I’ve heard that Midnight Special was underrated and I agree with that assessment. It’s a well put together scifi thriller, about a father who is on the run with his son because his son has unusual abilities — abilities that make him a target for a religious group that has shaped him into a savior and the target of the government which sees him as a threat. There’s some really interesting moments to this and I liked how the director didn’t feel the need to over explain the how and why of the kids abilities.
Since I’m a big fan ofDon Hertzfeldt’s bizarre and twisted animation, I have to also mention the short film, World of Tomorrow, which is available to stream on Netflix. In the story, a little girl gets a message from her future clone, which leads her on a strange, colorful journey of the future.
New-to-me movies this month:
1. Predator (1987)
2. The Little Prince (2015)
3. World of Tomorrow (short, 2015)
4. Furious 7 (2015)
5. Wait Until Dark (1967)
6. Vampyr (1932)
7. Midnight Special (2016)
8. Kwaidan (1964)
9. Batman: The Killing Joke (2016)
10. The Book of Life (2015)
11. Mr. Holmes (2015)
12. The Innocents (1961)
13. Invasion of the Body Snatchers (1956)
Playing catch up, I watched most of season six of The Walking Dead (I’ve got four episodes left). I’ve put off watching this for so long, because I often get to a point where the show stresses me out — the character do stupid things that may or may not be the cause of terrible things happening to them.

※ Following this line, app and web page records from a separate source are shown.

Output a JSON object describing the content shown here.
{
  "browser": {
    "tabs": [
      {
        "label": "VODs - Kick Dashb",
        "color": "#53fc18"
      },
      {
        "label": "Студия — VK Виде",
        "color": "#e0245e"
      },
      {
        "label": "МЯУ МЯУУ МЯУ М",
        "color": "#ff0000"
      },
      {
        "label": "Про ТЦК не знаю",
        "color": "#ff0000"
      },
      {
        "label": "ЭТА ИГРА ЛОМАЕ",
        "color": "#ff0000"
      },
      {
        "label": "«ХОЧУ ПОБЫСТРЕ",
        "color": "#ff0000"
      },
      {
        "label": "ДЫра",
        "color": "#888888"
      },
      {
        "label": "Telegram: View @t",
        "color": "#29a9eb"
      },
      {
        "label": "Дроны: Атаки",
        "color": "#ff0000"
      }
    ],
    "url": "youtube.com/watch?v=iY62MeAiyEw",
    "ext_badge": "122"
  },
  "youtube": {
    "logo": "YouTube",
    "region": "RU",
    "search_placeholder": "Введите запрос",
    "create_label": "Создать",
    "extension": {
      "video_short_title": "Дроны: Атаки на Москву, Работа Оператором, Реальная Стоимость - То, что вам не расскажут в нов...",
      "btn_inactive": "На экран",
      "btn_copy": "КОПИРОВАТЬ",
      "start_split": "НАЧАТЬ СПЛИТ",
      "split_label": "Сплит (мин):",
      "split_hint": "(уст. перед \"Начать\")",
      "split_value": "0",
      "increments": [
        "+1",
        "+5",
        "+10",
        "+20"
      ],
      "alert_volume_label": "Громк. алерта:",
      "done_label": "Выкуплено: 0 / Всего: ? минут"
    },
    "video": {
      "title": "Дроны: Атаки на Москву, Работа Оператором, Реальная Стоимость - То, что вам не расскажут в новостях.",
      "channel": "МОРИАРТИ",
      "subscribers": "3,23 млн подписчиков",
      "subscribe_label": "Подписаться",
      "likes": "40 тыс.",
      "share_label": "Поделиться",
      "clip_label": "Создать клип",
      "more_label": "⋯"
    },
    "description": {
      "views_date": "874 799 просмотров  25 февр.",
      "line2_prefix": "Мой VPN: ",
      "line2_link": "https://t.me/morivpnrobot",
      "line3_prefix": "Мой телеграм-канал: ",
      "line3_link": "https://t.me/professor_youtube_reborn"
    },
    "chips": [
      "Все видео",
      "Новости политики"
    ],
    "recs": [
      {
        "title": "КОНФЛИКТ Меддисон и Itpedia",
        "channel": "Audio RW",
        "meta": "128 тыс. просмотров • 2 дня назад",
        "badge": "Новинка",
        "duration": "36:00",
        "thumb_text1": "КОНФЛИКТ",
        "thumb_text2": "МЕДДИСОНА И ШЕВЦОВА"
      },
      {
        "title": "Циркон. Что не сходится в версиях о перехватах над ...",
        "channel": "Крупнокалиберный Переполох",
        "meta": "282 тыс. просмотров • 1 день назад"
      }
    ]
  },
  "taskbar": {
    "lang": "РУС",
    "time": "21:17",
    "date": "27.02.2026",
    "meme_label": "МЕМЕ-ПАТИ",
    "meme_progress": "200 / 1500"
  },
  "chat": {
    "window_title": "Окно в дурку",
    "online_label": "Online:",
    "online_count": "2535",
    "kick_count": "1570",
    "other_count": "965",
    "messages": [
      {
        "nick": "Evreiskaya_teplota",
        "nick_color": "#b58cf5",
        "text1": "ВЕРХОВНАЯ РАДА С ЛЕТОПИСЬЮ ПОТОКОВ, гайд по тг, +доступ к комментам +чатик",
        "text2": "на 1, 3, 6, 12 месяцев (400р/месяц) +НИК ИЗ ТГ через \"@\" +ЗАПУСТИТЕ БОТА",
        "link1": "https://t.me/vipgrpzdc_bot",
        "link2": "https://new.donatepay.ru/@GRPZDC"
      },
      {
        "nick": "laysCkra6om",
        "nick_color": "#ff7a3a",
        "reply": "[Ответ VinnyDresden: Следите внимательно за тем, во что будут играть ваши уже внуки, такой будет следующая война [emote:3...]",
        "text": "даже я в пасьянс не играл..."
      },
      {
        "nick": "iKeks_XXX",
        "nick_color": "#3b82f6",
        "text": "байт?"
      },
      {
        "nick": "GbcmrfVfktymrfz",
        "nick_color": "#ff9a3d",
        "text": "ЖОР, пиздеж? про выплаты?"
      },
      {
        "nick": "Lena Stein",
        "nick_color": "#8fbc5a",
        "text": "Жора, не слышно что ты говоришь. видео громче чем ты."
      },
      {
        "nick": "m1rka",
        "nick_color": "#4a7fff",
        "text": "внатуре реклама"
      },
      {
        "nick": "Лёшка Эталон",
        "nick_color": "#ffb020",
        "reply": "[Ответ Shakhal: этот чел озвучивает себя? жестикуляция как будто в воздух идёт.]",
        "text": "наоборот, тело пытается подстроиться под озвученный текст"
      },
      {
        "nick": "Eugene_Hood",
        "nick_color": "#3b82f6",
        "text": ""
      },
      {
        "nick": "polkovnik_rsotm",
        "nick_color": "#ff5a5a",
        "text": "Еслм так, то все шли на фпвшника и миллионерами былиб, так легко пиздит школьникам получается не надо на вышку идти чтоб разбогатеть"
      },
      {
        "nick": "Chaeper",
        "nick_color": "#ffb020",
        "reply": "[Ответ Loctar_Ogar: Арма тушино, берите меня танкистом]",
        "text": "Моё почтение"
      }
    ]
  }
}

There was one point at about episode three that made me so upset (because I thought a favorite character had died) I almost didn’t want to continue watching at all. But I kept watching and as I watched I remembered that I do really enjoy this show, although I’m back to wanting to put off the last four episodes because the group has made an abysmally stupid decision that will lead to bleak repercussions. I hate that they didn’t think through this decision, but at the same time I recognize how it highlights the way people can grow accustomed to the continual desperation of survival and in the process sacrifice their humanity.

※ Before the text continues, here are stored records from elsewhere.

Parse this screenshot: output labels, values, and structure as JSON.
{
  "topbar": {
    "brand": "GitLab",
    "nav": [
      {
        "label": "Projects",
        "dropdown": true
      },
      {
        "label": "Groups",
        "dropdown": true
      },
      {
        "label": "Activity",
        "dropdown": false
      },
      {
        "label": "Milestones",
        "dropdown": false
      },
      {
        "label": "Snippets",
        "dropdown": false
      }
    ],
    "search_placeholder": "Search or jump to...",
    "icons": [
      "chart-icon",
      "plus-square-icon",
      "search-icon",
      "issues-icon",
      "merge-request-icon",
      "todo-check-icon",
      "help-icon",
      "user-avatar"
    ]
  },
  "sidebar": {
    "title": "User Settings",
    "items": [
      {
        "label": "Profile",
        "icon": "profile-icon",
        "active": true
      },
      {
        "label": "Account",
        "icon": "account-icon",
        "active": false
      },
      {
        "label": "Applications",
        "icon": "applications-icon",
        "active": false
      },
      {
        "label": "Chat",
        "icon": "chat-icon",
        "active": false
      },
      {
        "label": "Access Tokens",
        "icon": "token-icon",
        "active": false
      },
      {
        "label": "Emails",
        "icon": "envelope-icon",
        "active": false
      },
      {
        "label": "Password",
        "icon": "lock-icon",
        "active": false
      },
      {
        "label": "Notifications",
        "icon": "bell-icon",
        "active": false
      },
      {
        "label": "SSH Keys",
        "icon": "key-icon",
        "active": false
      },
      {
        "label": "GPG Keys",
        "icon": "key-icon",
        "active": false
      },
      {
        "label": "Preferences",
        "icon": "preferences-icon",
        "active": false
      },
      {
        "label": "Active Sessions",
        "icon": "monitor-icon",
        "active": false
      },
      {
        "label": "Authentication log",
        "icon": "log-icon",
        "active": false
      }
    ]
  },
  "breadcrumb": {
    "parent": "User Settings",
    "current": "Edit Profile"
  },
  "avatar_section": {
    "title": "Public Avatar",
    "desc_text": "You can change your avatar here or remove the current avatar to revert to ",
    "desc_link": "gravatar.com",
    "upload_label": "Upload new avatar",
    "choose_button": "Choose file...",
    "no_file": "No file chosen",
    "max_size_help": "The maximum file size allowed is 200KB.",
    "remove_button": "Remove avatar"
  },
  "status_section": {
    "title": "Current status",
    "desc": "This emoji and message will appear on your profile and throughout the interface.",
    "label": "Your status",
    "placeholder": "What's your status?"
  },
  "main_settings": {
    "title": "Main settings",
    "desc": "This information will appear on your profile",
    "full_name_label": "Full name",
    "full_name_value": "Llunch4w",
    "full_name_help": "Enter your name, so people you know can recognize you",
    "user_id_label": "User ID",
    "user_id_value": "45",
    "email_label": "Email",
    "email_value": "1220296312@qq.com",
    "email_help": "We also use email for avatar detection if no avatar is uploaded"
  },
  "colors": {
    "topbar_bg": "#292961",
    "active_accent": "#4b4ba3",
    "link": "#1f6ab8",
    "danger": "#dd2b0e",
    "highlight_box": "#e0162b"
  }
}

I only have three episodes left in season two of Killjoys, and I’m a little worried about what’s going to happen to these guys. So far the season has been an interesting expansion of the story and characters, opening up to the awareness of a larger overarching threat and giving room for the characters to show new sides to themselves.

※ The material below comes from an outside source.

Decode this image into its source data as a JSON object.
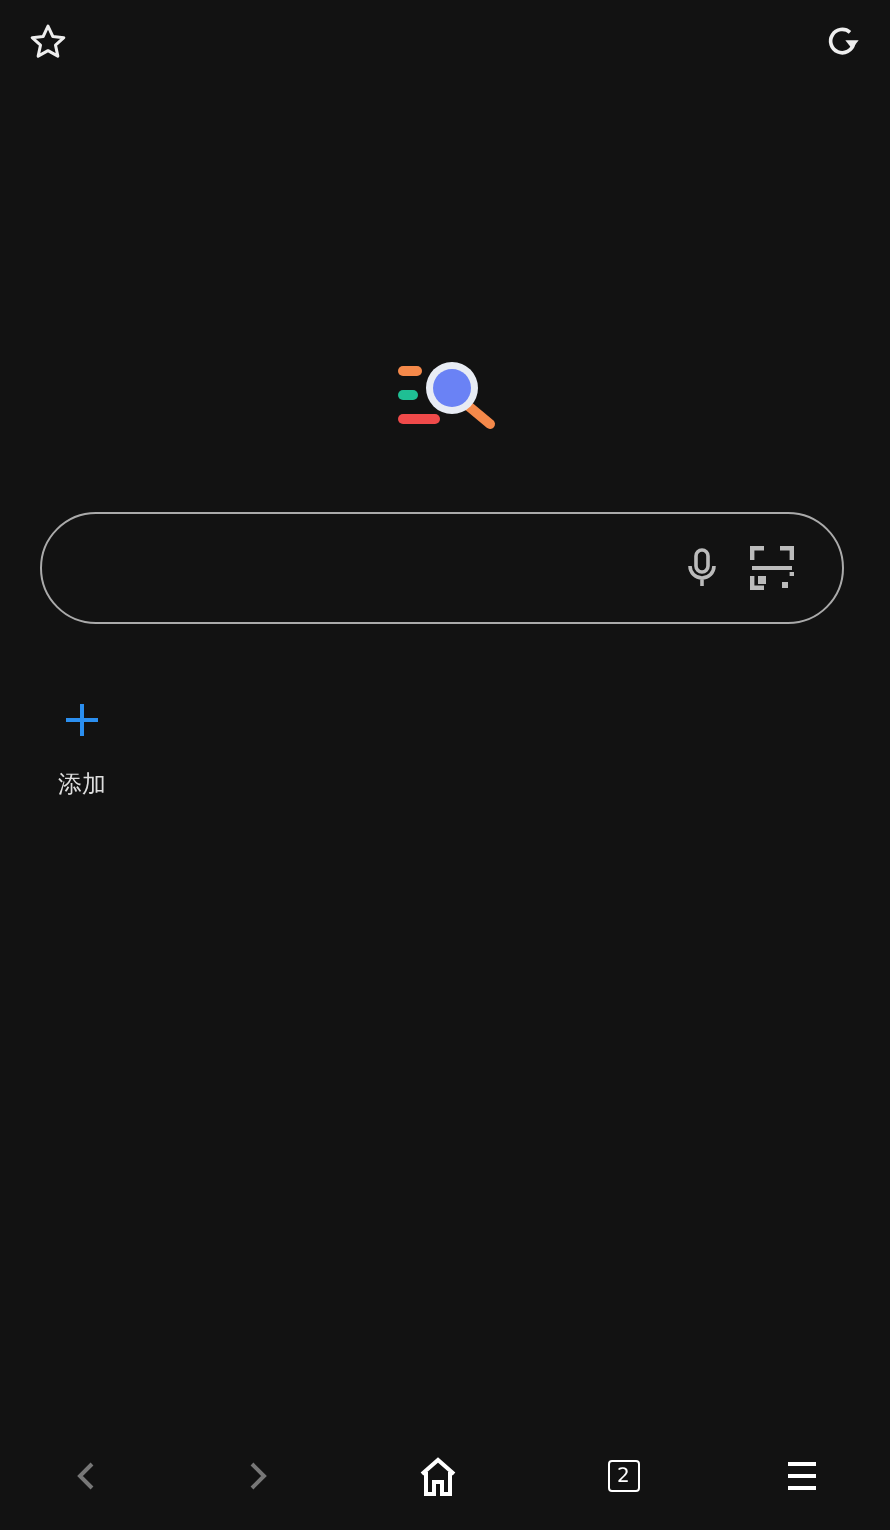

For the past few months, I’ve been listing every podcast that I listened to — but since it turns into a giant list that I’m not sure is helpful (and is really time consuming), I’m going to just highlight a few of my favorites (just a few, because there were actually many more that I enjoyed).
Here Be Monsters shared a fascinating podcast called The Art of the Scam, in which Malibu Ron discusses his business of selling spells and objects possessed by spirits or demons on the internet. He knows that these objects do not have the powers he lists, but he also notes in the product descriptions that this should not be construed as real. An interesting phenomena of this whole thing is that most of the people find have had positive results from buying objects from Malibou Ron.
Lightspeed had two stories that I particularly loved. The Siren Son by Tristina Wright explores love between two very different boys at the end of the world and Crocodile Tears by Jaymee Goh, which shares a folk tale involving familial respect and the kindness of crocodiles.
If you have watched and loved the Netflix series Stranger Things, you might enjoy checking out the Scriptnotes episode 266, in which John and Craig examine how the macro writing decision made by the show creators helped to make it a success.
That’s it for me! What are you reading? Watching? Loving right now?